Using the records below, locate all lines containing "this" and return them.

── Given records ──

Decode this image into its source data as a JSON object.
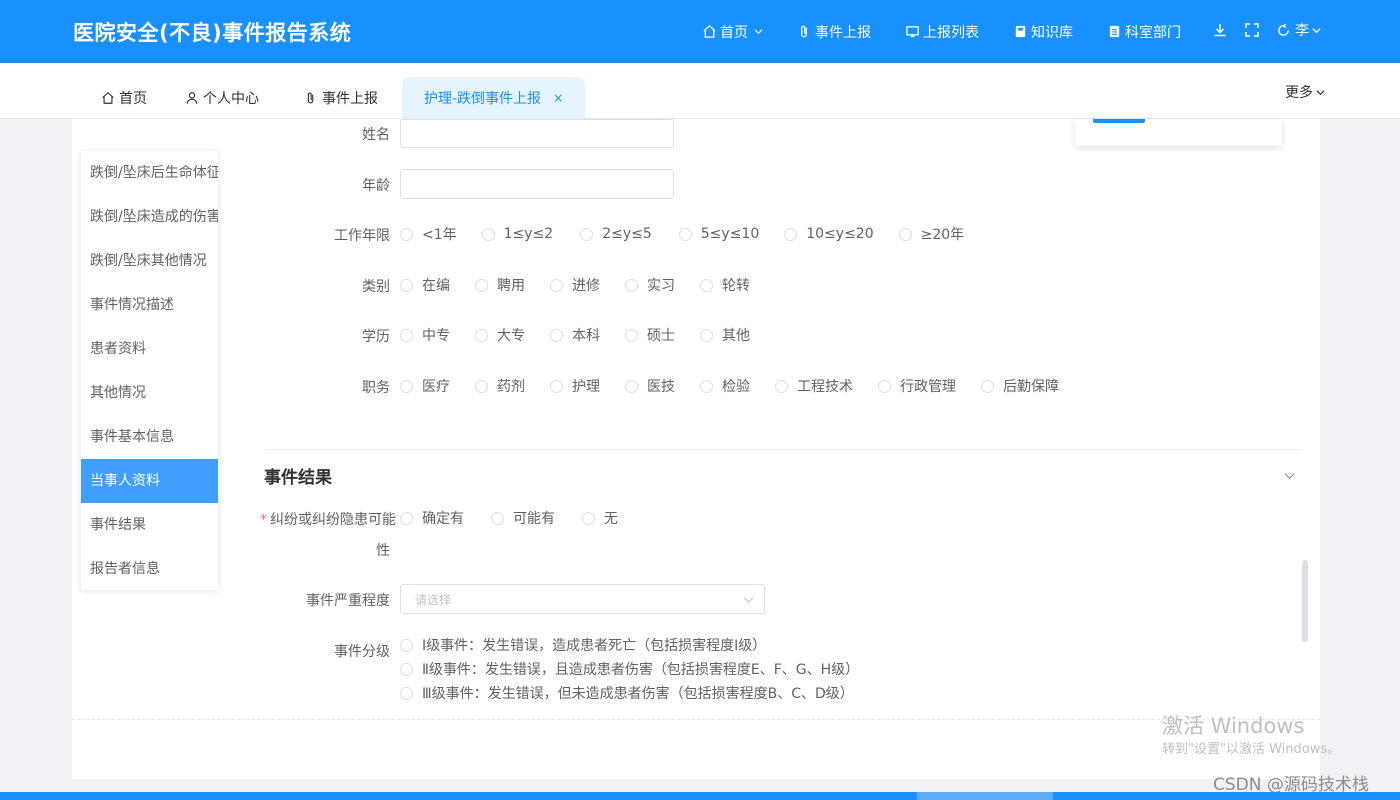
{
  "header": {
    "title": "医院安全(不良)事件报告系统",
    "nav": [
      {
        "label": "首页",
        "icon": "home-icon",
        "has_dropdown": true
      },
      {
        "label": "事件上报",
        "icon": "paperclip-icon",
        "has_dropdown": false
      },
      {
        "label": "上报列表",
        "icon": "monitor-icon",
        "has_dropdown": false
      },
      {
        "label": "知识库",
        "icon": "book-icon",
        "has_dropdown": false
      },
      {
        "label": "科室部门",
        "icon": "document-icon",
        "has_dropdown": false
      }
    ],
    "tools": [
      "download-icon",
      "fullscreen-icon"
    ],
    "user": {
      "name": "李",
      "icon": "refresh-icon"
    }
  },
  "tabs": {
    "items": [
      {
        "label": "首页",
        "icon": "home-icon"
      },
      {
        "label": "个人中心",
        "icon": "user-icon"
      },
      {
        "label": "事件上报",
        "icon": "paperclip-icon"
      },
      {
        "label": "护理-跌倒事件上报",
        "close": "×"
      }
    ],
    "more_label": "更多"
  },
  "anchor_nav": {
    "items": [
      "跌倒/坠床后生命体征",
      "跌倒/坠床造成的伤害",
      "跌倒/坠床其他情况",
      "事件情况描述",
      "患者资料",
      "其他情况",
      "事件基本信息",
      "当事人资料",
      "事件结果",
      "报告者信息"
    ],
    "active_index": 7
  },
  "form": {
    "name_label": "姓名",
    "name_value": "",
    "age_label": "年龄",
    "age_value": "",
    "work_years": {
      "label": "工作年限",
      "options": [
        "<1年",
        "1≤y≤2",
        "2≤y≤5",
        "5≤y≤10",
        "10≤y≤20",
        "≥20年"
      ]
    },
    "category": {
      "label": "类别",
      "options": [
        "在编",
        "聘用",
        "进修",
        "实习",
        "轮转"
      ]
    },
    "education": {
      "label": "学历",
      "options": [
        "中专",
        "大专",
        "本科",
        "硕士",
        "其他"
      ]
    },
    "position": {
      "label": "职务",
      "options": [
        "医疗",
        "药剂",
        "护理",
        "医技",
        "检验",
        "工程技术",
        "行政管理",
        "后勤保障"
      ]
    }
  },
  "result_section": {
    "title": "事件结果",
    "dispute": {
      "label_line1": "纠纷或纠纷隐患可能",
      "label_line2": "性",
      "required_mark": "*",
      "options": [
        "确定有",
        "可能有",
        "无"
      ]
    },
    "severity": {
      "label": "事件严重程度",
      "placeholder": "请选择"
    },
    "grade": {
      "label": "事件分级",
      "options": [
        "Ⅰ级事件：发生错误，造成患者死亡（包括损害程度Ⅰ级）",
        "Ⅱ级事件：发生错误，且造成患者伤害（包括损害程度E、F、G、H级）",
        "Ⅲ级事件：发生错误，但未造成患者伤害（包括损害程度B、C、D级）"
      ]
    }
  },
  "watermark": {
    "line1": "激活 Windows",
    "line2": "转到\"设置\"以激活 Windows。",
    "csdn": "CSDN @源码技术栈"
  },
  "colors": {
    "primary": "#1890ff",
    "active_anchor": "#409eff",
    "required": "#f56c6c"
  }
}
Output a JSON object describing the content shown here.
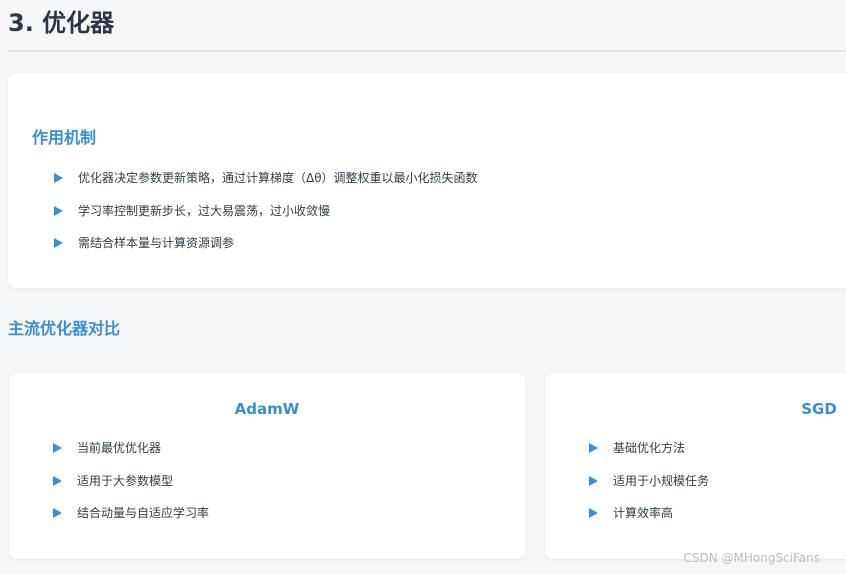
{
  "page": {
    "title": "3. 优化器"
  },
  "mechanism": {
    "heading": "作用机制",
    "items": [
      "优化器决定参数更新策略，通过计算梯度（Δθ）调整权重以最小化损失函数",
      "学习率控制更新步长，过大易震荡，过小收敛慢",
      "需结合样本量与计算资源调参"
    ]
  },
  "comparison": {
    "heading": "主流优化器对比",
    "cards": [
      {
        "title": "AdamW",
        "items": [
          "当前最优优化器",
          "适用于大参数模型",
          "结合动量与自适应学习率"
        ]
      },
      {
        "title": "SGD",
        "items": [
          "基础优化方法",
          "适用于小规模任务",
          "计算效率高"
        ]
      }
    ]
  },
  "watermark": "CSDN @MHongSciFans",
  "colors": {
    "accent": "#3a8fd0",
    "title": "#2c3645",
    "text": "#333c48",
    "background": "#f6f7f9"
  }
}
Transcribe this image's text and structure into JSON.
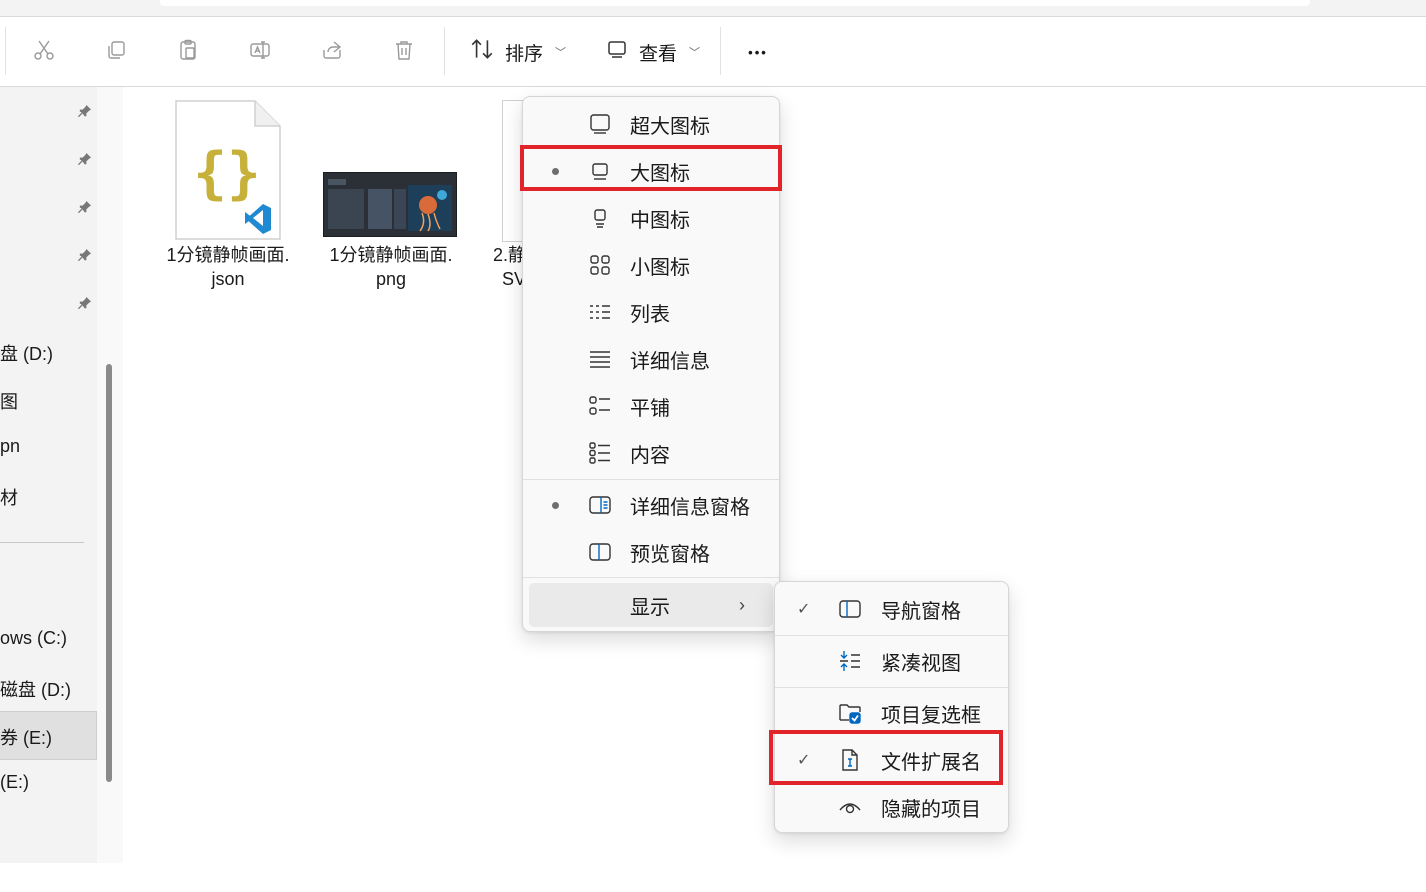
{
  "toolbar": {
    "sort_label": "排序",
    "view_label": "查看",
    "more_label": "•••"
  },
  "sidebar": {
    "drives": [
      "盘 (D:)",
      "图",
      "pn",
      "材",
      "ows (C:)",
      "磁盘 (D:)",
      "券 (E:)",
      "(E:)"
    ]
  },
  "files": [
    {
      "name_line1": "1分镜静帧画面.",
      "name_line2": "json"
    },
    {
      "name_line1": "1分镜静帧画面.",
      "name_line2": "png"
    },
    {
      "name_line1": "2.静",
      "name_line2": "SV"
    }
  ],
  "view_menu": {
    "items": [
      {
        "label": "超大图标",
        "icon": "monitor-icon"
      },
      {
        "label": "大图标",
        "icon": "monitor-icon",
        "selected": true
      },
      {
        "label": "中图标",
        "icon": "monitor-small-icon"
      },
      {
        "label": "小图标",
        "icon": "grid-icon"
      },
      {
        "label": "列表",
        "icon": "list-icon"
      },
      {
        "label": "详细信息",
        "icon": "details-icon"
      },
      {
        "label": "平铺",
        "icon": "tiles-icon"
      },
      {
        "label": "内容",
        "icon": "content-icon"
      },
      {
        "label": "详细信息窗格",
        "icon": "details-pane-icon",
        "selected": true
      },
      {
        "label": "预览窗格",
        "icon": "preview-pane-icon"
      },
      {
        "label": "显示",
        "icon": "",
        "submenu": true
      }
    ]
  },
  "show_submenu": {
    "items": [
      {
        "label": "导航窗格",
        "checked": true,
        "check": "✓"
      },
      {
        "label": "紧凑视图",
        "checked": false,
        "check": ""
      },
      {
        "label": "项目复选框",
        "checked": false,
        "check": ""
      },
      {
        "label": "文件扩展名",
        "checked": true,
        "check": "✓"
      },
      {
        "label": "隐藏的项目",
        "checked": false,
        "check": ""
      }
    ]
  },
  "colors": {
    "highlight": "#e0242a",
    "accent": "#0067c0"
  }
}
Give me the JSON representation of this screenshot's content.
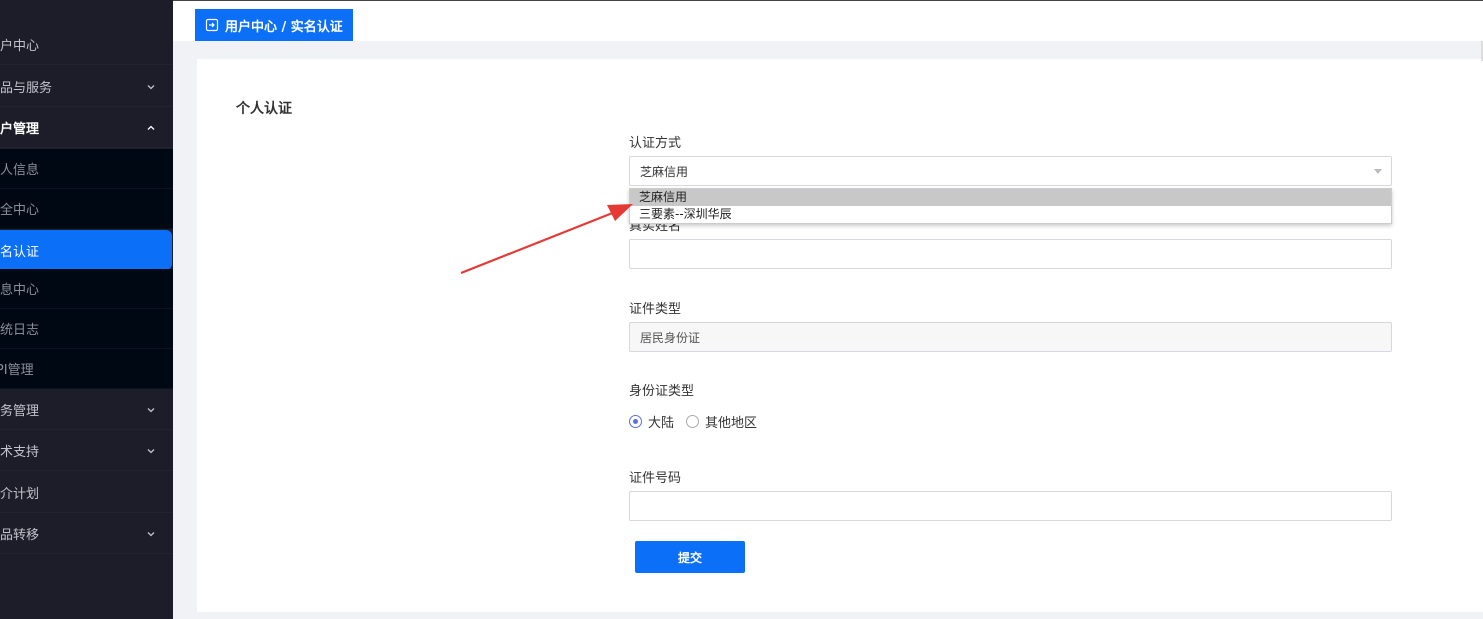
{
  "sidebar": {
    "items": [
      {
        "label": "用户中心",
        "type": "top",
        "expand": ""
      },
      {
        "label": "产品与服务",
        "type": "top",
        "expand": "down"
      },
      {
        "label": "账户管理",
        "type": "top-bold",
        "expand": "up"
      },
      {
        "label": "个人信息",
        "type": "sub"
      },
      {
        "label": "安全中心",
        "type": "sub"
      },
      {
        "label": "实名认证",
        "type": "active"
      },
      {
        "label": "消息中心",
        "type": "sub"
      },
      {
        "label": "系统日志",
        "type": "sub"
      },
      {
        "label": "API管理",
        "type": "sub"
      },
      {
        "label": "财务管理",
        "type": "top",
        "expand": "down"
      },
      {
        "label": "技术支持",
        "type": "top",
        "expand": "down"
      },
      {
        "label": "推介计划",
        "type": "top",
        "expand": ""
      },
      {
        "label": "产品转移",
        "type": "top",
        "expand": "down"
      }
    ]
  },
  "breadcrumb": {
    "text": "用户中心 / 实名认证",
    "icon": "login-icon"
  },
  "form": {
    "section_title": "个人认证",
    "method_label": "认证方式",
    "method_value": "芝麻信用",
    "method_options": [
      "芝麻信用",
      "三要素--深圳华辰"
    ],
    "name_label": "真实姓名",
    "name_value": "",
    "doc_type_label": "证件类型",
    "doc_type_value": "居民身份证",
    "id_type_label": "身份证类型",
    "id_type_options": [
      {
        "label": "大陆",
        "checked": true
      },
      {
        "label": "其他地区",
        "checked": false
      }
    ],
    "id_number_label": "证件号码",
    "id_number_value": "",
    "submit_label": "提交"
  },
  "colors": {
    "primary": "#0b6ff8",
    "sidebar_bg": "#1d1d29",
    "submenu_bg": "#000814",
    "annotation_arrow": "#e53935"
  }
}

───

Exercise response>
Decode this image into its source data as a JSON object.
Transcribe this image's text and structure into JSON.
Give me the JSON representation of this screenshot's content.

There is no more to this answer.